In Scotland and Ireland ‘guising’ was also popular. Unlike ‘Souling’ the young people would purposefully dress up and sing, juggle, recite poems, tell a joke, or perform some other kind of ‘trick’ to be rewarded with fruit, nuts, coins, or other small treats.

It was believed that these traditions of Souling and guising traveled with immigrants to America and began weaving themselves into the fabric of Halloween. However, the phrase trick-or-treat would not really take hold until the 1930s.

Although it got off to a bit of a rough start especially with the sugar-rationing of WWII by the early 1940s trick-or-treating, dressing up in costume, and asking for candy from the community became as popular and American as apple pie (which is to say, like apple pie trick-or-treating had a long and storied history before it became an American hallmark).

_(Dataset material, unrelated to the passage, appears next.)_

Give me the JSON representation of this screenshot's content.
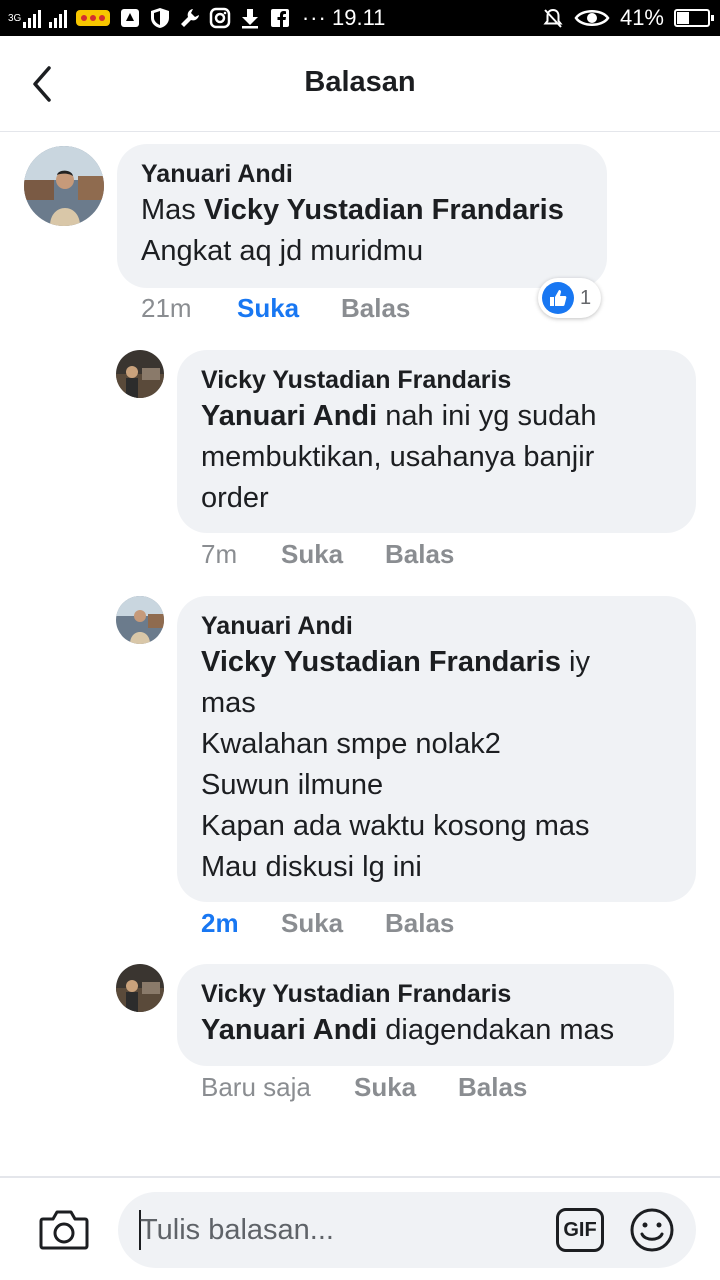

The above image is by Paul Sapiano. This file is licensed under the Creative Commons Attribution 2.0 Generic license.